World Water Conservation Day: Maithili Appalwar started the for-profit social enterprise Avana to create affordable solutions for farmers to improve their yield and livelihood.
Avana's Jalasanchay is based on a simple idea of creating artificial water storage ponds and lining it with a polymer sheet to ensure water doesn't percolate to the ground.
World Water Conservation Day: Maithili Appalwar was working with a not-for-profit in Yavatmal district of Maharashtra to improve the mental health of farmers. While working on the ground, she quickly realised that rather than developing interventions to improve their mental health, solutions to help them improve their yield would be beneficial.
“Farmers, despite having 5-7 acres of land, were living in dilapidated condition. Water scarcity was coming up over and again in conversations with them as a leading cause of their distress,” she told Financial Express Online.
“They were completely dependent on rains for irrigation and if there was a scarce monsoon, farmers would lose their crop for that season,” she added.
Having worked in her family firm EMMBI Industries manufacturing specialty polymers, she leveraged her existing knowledge to launch the firm Avana in 2016 to create affordable solutions for farmers to improve their yield and livelihood. Their first product was Jalasanchay, a simple idea of creating artificial water storage ponds and lining it with a polymer sheet to ensure water doesn’t percolate to the ground.

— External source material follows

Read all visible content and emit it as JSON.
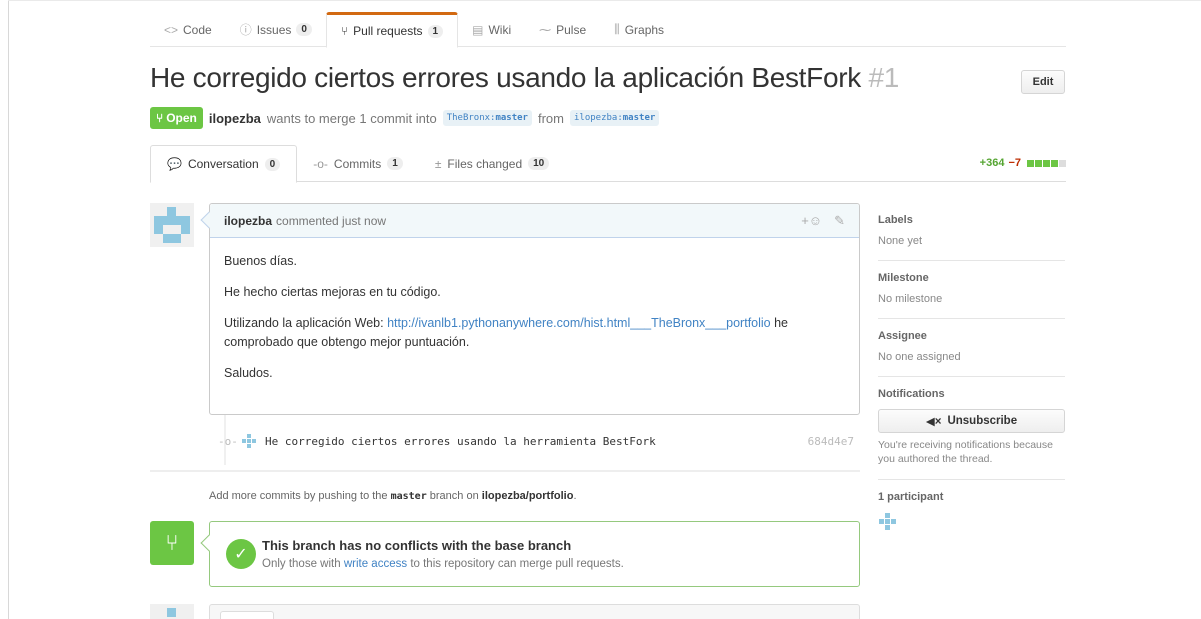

They spent the first year innovating the product and did a pilot with over 100 farmers for product development. They had to ensure it could stand the harsh climatic conditions and hold lakhs of liters of water. One of the major changes was introduced in 2017 when they decided to double the width of the panels that were joint together, using heat, to create one huge lining sheet. Earlier the panels were 15 meters long and six-feet wide. The rationale was to reduce the joints in the sheet to decrease the chances of leakage.
“We created a new loom to produce the polymer sheet that was double the size, almost 13 and a half foot wide which reduced the chance of leakage by 50%,” she said.
“Right now we’re not the only company selling polymer liners but we are the company with the world’s widest woven polythene-based panels,” she added.
The most challenging part was convincing farmers to invest Rs 2 lakhs as the initial one-time cost for lining the 2,000 square meters pond. But, what helped was the outcomes of farmers from the pilot. “We kept track of their income, the number of growing seasons they got and in many cases, we saw their income doubled. Once we had the data, it became easy to convince others,” said the firm’s COO Yash Punjabi. To ensure farmers get their bang for the buck, they also provide a five-year product warranty.
They have supplied to the farmers in the states of Karnataka, Maharashtra, Rajasthan and Madhya Pradesh. Their biggest order was from Florida in the US for the 2700-acre pond.
Cut to 2021, Appalwar claims that the firm has installed Jalasanchay in around 20,000 ponds and has an annualised revenue of Rs 70 crore.
Next on the cards is a smart water pump starter to enable farmers to start and stop their water pump in the field remotely.